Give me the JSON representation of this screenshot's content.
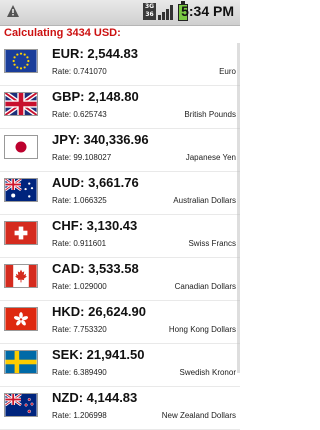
{
  "status_bar": {
    "network_top": "3G",
    "network_bottom": "36",
    "time": "5:34 PM"
  },
  "header": {
    "title": "Calculating 3434 USD:"
  },
  "rows": [
    {
      "code": "EUR",
      "amount_text": "EUR: 2,544.83",
      "rate": "Rate: 0.741070",
      "name": "Euro",
      "flag_icon": "eu-flag-icon"
    },
    {
      "code": "GBP",
      "amount_text": "GBP: 2,148.80",
      "rate": "Rate: 0.625743",
      "name": "British Pounds",
      "flag_icon": "uk-flag-icon"
    },
    {
      "code": "JPY",
      "amount_text": "JPY: 340,336.96",
      "rate": "Rate: 99.108027",
      "name": "Japanese Yen",
      "flag_icon": "japan-flag-icon"
    },
    {
      "code": "AUD",
      "amount_text": "AUD: 3,661.76",
      "rate": "Rate: 1.066325",
      "name": "Australian Dollars",
      "flag_icon": "australia-flag-icon"
    },
    {
      "code": "CHF",
      "amount_text": "CHF: 3,130.43",
      "rate": "Rate: 0.911601",
      "name": "Swiss Francs",
      "flag_icon": "switzerland-flag-icon"
    },
    {
      "code": "CAD",
      "amount_text": "CAD: 3,533.58",
      "rate": "Rate: 1.029000",
      "name": "Canadian Dollars",
      "flag_icon": "canada-flag-icon"
    },
    {
      "code": "HKD",
      "amount_text": "HKD: 26,624.90",
      "rate": "Rate: 7.753320",
      "name": "Hong Kong Dollars",
      "flag_icon": "hongkong-flag-icon"
    },
    {
      "code": "SEK",
      "amount_text": "SEK: 21,941.50",
      "rate": "Rate: 6.389490",
      "name": "Swedish Kronor",
      "flag_icon": "sweden-flag-icon"
    },
    {
      "code": "NZD",
      "amount_text": "NZD: 4,144.83",
      "rate": "Rate: 1.206998",
      "name": "New Zealand Dollars",
      "flag_icon": "newzealand-flag-icon"
    }
  ],
  "colors": {
    "header_red": "#cc1111"
  }
}
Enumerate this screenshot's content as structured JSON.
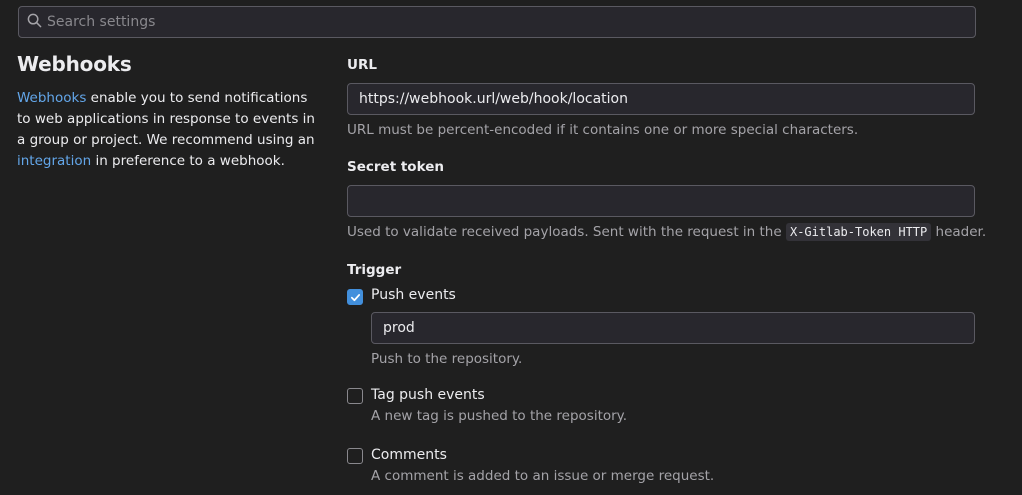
{
  "search": {
    "placeholder": "Search settings",
    "icon": "search-icon"
  },
  "sidebar": {
    "title": "Webhooks",
    "desc_link1": "Webhooks",
    "desc_part1": " enable you to send notifications to web applications in response to events in a group or project. We recommend using an ",
    "desc_link2": "integration",
    "desc_part2": " in preference to a webhook."
  },
  "form": {
    "url": {
      "label": "URL",
      "value": "https://webhook.url/web/hook/location",
      "help": "URL must be percent-encoded if it contains one or more special characters."
    },
    "secret": {
      "label": "Secret token",
      "value": "",
      "help_before": "Used to validate received payloads. Sent with the request in the ",
      "help_code": "X-Gitlab-Token HTTP",
      "help_after": " header."
    },
    "trigger": {
      "label": "Trigger",
      "push": {
        "label": "Push events",
        "checked": true,
        "branch_filter": "prod",
        "help": "Push to the repository."
      },
      "tag_push": {
        "label": "Tag push events",
        "checked": false,
        "help": "A new tag is pushed to the repository."
      },
      "comments": {
        "label": "Comments",
        "checked": false,
        "help": "A comment is added to an issue or merge request."
      }
    }
  },
  "colors": {
    "accent": "#428fdc",
    "link": "#63a6e9",
    "background": "#1f1f1f"
  }
}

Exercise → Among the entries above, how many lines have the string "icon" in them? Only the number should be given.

Exercise output → 10